Can you blame us — humans, for being obsessed with money? We are delicate creatures and money buys us the food, shelter, clothes, all absolutely essential to our survival. Without these, no question we would die. Beyond survival, money often buys us social status, prestige, power which on top of basic survival, usually ensure for thriving better and often having more choices and freedom in life than had we been poor.
But, and this is a big but, does that mean that our entire being, existence and purpose in life should be guided solely by this primitive survival instinct? Surely survival should be a major goal, but what kind and means to survival? At an era when agriculture is so advanced, when we have some welfare safety-net in place, can humanity take a breath and say — we know we can feed ourselves, there are other things, more complex things, more essential to our long term survival than our bank balances. Other things like, how does our accumulating income worsen our environment, the air we breathe, the trees we cut, the climate we change, the cancerous toxins we put around in the environment and actually, most of all — the sustainability of the social system we contribute to — the social system in which our children will live. Is it one where we prioritize education, innovation, talent, human resources efficiency, or do those come after our priority for a big check which will get us that big material thing?
Much is talked about the human condition. Arguably there might even not be one if we just understand why we crave money so badly — it used to ensure our survival and to an undeniable degree it still does. The argument that I am trying to make here is that there are more complex and more essential things to the human survival and simply prioritizing money accumulation is a short-sighted survival technique whose time has passed.
The stands we all more or less take on money, inevitably are based on our life experiences and background. Personally, just living in New York City has made me think a great deal about this topic. Although it might not be hard to see why, let me explain. As the unofficial capital of the world New York is open to cutting edge ideas, from business to art, while at the same time the mere demand for living space has been so harsh, especially on these very groundbreakers like artists, writers and entrepreneurs, before they brake the ground, if ever, and even after that. The safe middle, walking the walked road is the most financially sustainable way of short-term living, but not the most sustainable way for human progress. So I have been faced with these living choices, and I (as most of us!) see people who make them, trying to decide — what way of life is more right? Of course, right for whom, and right for when. Appropriate might be a better word. This seem as a fairly complex question. But cracked down, from the perspective of history and time, we have learned that humans do need to prioritize progress, social, economic, cultural — you name it, fueled by individual’s liberties on all levels — progress is what has helped humanity survive better. When that is clear, then I can say that the pursuit of solely, or mostly money often stands on the way of progress. This can be a political statement or with political implications, but my foremost concern is what implications this has on everyday social life, human life — in New York where my child and I live and in the world.
And progress is multidimensional — it takes into account the effects our priorities and everyday decisions have on our city, state, planet. It also takes into account what effect our priorities and decisions in life have on the social infrastructure, system that our children and grandchildren will be part of i.e. do our decisions prioritize and promote self-sustainability and improvement? Or, are our decisions shortsightedly looking for a slice of a pie without consideration how and if that pie can be made again, or how it can be increased or improved. Am I asking for too much? Is this too idealistic? I think when one looks at the resources, scientific, urban, financial, and foremost human of say NYC in specific, I do not think this is unrealistic.
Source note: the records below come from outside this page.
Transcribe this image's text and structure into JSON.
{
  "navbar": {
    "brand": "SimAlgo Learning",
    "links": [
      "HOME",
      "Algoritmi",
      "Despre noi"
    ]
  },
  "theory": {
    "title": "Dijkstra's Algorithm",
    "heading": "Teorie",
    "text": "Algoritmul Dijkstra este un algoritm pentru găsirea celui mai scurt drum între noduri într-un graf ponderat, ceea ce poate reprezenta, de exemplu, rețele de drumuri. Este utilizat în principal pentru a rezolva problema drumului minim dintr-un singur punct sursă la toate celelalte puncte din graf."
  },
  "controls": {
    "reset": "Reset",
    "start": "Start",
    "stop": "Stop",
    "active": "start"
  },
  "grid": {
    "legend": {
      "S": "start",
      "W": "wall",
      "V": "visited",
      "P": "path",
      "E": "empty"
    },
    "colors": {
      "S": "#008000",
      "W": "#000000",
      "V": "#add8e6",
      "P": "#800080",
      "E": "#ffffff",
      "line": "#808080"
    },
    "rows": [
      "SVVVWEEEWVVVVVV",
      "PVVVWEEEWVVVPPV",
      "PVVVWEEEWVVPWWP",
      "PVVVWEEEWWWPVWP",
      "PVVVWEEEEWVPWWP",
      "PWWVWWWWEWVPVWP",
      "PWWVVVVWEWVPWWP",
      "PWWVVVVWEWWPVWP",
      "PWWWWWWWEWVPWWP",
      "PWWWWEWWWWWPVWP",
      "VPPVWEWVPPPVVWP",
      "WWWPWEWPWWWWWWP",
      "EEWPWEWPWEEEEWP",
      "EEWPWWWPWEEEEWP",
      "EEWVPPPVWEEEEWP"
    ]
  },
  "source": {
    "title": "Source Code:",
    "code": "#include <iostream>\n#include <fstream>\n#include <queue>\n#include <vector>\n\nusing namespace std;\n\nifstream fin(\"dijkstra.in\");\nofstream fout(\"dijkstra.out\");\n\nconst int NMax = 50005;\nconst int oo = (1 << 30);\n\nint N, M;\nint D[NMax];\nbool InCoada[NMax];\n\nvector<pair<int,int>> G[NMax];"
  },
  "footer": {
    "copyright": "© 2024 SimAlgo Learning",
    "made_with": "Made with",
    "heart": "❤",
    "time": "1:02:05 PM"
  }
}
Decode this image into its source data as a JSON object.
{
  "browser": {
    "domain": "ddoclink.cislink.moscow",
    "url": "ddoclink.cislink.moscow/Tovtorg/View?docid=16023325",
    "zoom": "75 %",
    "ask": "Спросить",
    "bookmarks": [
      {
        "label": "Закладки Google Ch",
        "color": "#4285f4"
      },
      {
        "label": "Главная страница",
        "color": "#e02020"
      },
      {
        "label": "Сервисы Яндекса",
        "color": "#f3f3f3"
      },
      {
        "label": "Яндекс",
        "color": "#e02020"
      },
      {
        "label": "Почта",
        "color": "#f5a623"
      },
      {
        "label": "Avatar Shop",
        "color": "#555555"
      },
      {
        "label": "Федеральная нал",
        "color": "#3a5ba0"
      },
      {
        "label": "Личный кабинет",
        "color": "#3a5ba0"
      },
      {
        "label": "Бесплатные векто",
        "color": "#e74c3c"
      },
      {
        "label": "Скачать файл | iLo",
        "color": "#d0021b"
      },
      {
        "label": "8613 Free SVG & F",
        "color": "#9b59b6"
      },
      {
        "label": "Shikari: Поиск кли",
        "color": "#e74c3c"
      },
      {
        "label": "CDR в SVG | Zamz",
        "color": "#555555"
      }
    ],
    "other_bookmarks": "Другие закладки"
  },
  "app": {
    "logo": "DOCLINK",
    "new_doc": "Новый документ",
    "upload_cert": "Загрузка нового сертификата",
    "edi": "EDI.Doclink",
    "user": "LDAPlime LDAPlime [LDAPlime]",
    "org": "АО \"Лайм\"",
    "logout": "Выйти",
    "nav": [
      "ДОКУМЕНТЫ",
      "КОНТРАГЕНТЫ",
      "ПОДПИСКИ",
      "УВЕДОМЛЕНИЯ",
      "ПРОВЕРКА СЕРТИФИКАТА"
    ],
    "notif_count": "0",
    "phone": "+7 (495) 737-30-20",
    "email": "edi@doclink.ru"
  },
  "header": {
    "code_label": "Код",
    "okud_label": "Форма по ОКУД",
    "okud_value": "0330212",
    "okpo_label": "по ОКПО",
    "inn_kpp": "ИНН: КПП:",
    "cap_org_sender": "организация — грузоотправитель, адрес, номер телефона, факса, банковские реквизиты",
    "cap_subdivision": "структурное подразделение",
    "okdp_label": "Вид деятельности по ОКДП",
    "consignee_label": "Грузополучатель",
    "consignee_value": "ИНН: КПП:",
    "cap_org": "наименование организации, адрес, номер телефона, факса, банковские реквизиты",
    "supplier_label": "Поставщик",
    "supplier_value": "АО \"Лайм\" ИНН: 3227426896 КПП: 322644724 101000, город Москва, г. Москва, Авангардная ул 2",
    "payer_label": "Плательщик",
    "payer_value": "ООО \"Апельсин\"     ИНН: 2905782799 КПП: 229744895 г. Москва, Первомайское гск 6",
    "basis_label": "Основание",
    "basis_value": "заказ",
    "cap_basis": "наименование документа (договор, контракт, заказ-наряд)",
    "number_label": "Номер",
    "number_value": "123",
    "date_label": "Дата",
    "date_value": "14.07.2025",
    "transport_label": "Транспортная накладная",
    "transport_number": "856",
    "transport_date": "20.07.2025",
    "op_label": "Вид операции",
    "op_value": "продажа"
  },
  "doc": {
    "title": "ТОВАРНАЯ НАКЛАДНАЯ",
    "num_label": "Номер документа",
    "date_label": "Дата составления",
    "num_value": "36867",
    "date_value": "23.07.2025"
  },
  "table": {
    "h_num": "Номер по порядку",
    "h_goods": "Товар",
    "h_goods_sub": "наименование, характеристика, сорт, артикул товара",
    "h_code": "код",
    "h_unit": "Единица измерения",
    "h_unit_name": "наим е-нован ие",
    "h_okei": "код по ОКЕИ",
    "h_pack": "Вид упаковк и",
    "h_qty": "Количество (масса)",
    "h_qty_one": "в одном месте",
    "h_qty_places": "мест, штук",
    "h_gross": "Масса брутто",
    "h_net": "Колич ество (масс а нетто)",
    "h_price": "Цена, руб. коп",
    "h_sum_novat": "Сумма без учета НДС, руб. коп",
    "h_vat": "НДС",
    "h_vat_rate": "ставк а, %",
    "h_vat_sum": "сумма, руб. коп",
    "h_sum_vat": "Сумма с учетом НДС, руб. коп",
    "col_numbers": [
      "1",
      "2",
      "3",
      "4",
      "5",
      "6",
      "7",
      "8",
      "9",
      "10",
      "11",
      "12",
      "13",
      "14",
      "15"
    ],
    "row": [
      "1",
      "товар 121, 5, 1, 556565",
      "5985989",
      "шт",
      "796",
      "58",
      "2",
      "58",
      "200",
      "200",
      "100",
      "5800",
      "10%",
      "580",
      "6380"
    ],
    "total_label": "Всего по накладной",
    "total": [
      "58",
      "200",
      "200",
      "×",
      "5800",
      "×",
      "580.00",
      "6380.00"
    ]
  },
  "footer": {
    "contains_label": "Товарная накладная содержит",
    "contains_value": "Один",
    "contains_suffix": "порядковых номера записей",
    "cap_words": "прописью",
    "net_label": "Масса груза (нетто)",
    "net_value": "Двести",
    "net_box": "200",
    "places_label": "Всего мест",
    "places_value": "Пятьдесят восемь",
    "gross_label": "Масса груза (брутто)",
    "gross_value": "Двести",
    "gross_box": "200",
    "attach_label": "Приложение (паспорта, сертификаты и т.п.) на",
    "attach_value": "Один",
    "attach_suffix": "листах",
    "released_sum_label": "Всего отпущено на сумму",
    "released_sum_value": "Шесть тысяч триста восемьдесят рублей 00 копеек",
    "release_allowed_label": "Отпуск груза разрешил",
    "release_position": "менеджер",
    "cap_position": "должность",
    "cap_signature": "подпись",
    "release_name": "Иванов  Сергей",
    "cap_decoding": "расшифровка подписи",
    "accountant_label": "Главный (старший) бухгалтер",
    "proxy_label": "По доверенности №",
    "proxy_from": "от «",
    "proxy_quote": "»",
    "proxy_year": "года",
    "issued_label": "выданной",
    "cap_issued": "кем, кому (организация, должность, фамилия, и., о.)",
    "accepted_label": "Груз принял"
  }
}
This is the first year, for instance, the new mayor of New York, Bill de Blasio announced a free pre-K programs for toddlers in the city. To me that sounds like an idealistic dream come true, and why not. That is a decision which in practice will put mostly young women, mothers in their prime years of creativity, at work, or in school. What a gain for the present and the future of those children, society and humanity! This is one progressive example out of many and my argument is that not only the poor but entire society, as a whole, gains so much when the pursuit for money is not our only or primary decision making principle. We are complex, sophisticated beings and it is time we have sophisticated social measures rather than mere income as a development measure. I look forward to businesses and individuals using democratically-evolving decision making guides, or standards, named for instance “Of benefit To Humanity”, and the future of our children.
By Evangelina Cifliganec